#### What is needed
Give back the data in full, with every line exact.

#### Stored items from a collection
--- START ---

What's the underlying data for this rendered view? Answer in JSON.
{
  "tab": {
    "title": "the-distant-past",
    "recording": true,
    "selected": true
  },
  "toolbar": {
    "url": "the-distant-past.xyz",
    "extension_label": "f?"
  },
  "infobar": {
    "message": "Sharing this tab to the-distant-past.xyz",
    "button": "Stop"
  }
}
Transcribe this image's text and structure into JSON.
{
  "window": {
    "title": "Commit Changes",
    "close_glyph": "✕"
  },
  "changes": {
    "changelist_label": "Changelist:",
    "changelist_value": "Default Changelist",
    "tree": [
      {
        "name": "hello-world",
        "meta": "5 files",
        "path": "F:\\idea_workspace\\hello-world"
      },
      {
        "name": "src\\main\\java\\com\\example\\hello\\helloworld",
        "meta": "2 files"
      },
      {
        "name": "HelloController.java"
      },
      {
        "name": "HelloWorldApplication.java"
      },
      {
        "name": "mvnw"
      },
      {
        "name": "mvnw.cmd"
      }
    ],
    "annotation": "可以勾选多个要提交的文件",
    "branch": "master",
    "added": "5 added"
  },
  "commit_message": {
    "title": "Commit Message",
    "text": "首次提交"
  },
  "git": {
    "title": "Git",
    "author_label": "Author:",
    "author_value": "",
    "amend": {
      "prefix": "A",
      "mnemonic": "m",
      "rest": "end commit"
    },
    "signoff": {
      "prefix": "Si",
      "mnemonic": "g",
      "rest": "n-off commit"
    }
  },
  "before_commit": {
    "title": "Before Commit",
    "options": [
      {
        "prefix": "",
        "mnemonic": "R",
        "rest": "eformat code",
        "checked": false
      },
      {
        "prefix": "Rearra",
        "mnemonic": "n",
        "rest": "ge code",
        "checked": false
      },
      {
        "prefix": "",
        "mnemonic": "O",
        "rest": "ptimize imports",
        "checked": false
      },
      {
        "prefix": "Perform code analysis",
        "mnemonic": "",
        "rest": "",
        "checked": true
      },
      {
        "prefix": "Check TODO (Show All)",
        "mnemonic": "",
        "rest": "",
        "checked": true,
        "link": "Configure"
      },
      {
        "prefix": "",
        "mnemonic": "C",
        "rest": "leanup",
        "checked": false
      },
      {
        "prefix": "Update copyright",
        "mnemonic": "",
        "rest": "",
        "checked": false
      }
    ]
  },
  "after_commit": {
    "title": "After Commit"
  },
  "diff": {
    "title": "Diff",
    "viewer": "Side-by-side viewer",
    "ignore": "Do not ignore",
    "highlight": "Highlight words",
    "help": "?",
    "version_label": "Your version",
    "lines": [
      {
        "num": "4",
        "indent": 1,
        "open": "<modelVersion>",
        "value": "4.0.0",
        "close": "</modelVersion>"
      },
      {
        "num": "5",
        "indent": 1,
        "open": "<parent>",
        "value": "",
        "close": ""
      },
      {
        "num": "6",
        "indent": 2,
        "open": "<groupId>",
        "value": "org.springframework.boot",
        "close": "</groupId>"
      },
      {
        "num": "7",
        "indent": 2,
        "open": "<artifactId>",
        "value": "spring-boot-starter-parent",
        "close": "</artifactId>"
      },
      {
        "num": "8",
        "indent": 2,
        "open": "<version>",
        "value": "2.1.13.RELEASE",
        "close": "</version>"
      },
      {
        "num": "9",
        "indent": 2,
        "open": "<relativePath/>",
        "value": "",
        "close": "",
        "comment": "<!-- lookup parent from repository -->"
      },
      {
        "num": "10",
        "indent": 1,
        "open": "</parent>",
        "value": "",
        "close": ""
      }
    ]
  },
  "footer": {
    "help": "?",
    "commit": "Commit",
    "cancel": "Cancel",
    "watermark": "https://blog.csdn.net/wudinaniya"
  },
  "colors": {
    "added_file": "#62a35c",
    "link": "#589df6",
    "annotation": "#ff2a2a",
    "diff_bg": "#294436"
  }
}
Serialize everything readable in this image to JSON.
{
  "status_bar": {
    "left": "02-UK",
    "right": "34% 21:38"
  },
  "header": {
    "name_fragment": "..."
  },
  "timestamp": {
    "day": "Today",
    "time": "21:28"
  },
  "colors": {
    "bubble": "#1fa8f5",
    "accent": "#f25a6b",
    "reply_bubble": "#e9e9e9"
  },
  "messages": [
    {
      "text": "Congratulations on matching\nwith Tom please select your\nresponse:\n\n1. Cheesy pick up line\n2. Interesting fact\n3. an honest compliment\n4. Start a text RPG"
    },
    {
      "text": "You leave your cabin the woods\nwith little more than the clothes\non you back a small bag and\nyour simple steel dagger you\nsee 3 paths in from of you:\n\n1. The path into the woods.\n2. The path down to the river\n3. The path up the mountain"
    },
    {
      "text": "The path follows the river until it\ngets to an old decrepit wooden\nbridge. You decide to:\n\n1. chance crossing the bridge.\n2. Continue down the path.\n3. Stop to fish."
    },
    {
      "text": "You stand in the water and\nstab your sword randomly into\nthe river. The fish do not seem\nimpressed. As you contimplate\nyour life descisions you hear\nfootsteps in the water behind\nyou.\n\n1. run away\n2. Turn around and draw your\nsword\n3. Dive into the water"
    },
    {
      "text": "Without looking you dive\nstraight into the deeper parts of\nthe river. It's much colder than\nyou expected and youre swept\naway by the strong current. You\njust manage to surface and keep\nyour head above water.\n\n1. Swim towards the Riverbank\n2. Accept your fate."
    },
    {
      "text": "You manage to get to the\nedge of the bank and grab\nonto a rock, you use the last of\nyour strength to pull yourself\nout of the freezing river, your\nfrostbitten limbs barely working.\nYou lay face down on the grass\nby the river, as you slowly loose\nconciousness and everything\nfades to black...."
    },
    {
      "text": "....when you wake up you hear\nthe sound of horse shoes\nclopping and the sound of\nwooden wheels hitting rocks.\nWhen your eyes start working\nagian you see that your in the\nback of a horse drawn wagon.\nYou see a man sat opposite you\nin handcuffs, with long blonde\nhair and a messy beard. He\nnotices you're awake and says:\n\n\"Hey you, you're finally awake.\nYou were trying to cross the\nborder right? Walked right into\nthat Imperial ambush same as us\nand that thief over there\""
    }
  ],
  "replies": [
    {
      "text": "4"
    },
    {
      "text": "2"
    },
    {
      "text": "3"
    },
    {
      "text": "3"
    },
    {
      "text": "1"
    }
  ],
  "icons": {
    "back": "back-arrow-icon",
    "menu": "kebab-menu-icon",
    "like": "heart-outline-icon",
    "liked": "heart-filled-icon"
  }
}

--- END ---

#### Written answer
What's the underlying data for this rendered view? Answer in JSON.
{
  "tab": {
    "title": "the-distant-past",
    "recording": true,
    "selected": true
  },
  "toolbar": {
    "url": "the-distant-past.xyz",
    "extension_label": "f?"
  },
  "infobar": {
    "message": "Sharing this tab to the-distant-past.xyz",
    "button": "Stop"
  }
}
Transcribe this image's text and structure into JSON.
{
  "window": {
    "title": "Commit Changes",
    "close_glyph": "✕"
  },
  "changes": {
    "changelist_label": "Changelist:",
    "changelist_value": "Default Changelist",
    "tree": [
      {
        "name": "hello-world",
        "meta": "5 files",
        "path": "F:\\idea_workspace\\hello-world"
      },
      {
        "name": "src\\main\\java\\com\\example\\hello\\helloworld",
        "meta": "2 files"
      },
      {
        "name": "HelloController.java"
      },
      {
        "name": "HelloWorldApplication.java"
      },
      {
        "name": "mvnw"
      },
      {
        "name": "mvnw.cmd"
      }
    ],
    "annotation": "可以勾选多个要提交的文件",
    "branch": "master",
    "added": "5 added"
  },
  "commit_message": {
    "title": "Commit Message",
    "text": "首次提交"
  },
  "git": {
    "title": "Git",
    "author_label": "Author:",
    "author_value": "",
    "amend": {
      "prefix": "A",
      "mnemonic": "m",
      "rest": "end commit"
    },
    "signoff": {
      "prefix": "Si",
      "mnemonic": "g",
      "rest": "n-off commit"
    }
  },
  "before_commit": {
    "title": "Before Commit",
    "options": [
      {
        "prefix": "",
        "mnemonic": "R",
        "rest": "eformat code",
        "checked": false
      },
      {
        "prefix": "Rearra",
        "mnemonic": "n",
        "rest": "ge code",
        "checked": false
      },
      {
        "prefix": "",
        "mnemonic": "O",
        "rest": "ptimize imports",
        "checked": false
      },
      {
        "prefix": "Perform code analysis",
        "mnemonic": "",
        "rest": "",
        "checked": true
      },
      {
        "prefix": "Check TODO (Show All)",
        "mnemonic": "",
        "rest": "",
        "checked": true,
        "link": "Configure"
      },
      {
        "prefix": "",
        "mnemonic": "C",
        "rest": "leanup",
        "checked": false
      },
      {
        "prefix": "Update copyright",
        "mnemonic": "",
        "rest": "",
        "checked": false
      }
    ]
  },
  "after_commit": {
    "title": "After Commit"
  },
  "diff": {
    "title": "Diff",
    "viewer": "Side-by-side viewer",
    "ignore": "Do not ignore",
    "highlight": "Highlight words",
    "help": "?",
    "version_label": "Your version",
    "lines": [
      {
        "num": "4",
        "indent": 1,
        "open": "<modelVersion>",
        "value": "4.0.0",
        "close": "</modelVersion>"
      },
      {
        "num": "5",
        "indent": 1,
        "open": "<parent>",
        "value": "",
        "close": ""
      },
      {
        "num": "6",
        "indent": 2,
        "open": "<groupId>",
        "value": "org.springframework.boot",
        "close": "</groupId>"
      },
      {
        "num": "7",
        "indent": 2,
        "open": "<artifactId>",
        "value": "spring-boot-starter-parent",
        "close": "</artifactId>"
      },
      {
        "num": "8",
        "indent": 2,
        "open": "<version>",
        "value": "2.1.13.RELEASE",
        "close": "</version>"
      },
      {
        "num": "9",
        "indent": 2,
        "open": "<relativePath/>",
        "value": "",
        "close": "",
        "comment": "<!-- lookup parent from repository -->"
      },
      {
        "num": "10",
        "indent": 1,
        "open": "</parent>",
        "value": "",
        "close": ""
      }
    ]
  },
  "footer": {
    "help": "?",
    "commit": "Commit",
    "cancel": "Cancel",
    "watermark": "https://blog.csdn.net/wudinaniya"
  },
  "colors": {
    "added_file": "#62a35c",
    "link": "#589df6",
    "annotation": "#ff2a2a",
    "diff_bg": "#294436"
  }
}
Serialize everything readable in this image to JSON.
{
  "status_bar": {
    "left": "02-UK",
    "right": "34% 21:38"
  },
  "header": {
    "name_fragment": "..."
  },
  "timestamp": {
    "day": "Today",
    "time": "21:28"
  },
  "colors": {
    "bubble": "#1fa8f5",
    "accent": "#f25a6b",
    "reply_bubble": "#e9e9e9"
  },
  "messages": [
    {
      "text": "Congratulations on matching\nwith Tom please select your\nresponse:\n\n1. Cheesy pick up line\n2. Interesting fact\n3. an honest compliment\n4. Start a text RPG"
    },
    {
      "text": "You leave your cabin the woods\nwith little more than the clothes\non you back a small bag and\nyour simple steel dagger you\nsee 3 paths in from of you:\n\n1. The path into the woods.\n2. The path down to the river\n3. The path up the mountain"
    },
    {
      "text": "The path follows the river until it\ngets to an old decrepit wooden\nbridge. You decide to:\n\n1. chance crossing the bridge.\n2. Continue down the path.\n3. Stop to fish."
    },
    {
      "text": "You stand in the water and\nstab your sword randomly into\nthe river. The fish do not seem\nimpressed. As you contimplate\nyour life descisions you hear\nfootsteps in the water behind\nyou.\n\n1. run away\n2. Turn around and draw your\nsword\n3. Dive into the water"
    },
    {
      "text": "Without looking you dive\nstraight into the deeper parts of\nthe river. It's much colder than\nyou expected and youre swept\naway by the strong current. You\njust manage to surface and keep\nyour head above water.\n\n1. Swim towards the Riverbank\n2. Accept your fate."
    },
    {
      "text": "You manage to get to the\nedge of the bank and grab\nonto a rock, you use the last of\nyour strength to pull yourself\nout of the freezing river, your\nfrostbitten limbs barely working.\nYou lay face down on the grass\nby the river, as you slowly loose\nconciousness and everything\nfades to black...."
    },
    {
      "text": "....when you wake up you hear\nthe sound of horse shoes\nclopping and the sound of\nwooden wheels hitting rocks.\nWhen your eyes start working\nagian you see that your in the\nback of a horse drawn wagon.\nYou see a man sat opposite you\nin handcuffs, with long blonde\nhair and a messy beard. He\nnotices you're awake and says:\n\n\"Hey you, you're finally awake.\nYou were trying to cross the\nborder right? Walked right into\nthat Imperial ambush same as us\nand that thief over there\""
    }
  ],
  "replies": [
    {
      "text": "4"
    },
    {
      "text": "2"
    },
    {
      "text": "3"
    },
    {
      "text": "3"
    },
    {
      "text": "1"
    }
  ],
  "icons": {
    "back": "back-arrow-icon",
    "menu": "kebab-menu-icon",
    "like": "heart-outline-icon",
    "liked": "heart-filled-icon"
  }
}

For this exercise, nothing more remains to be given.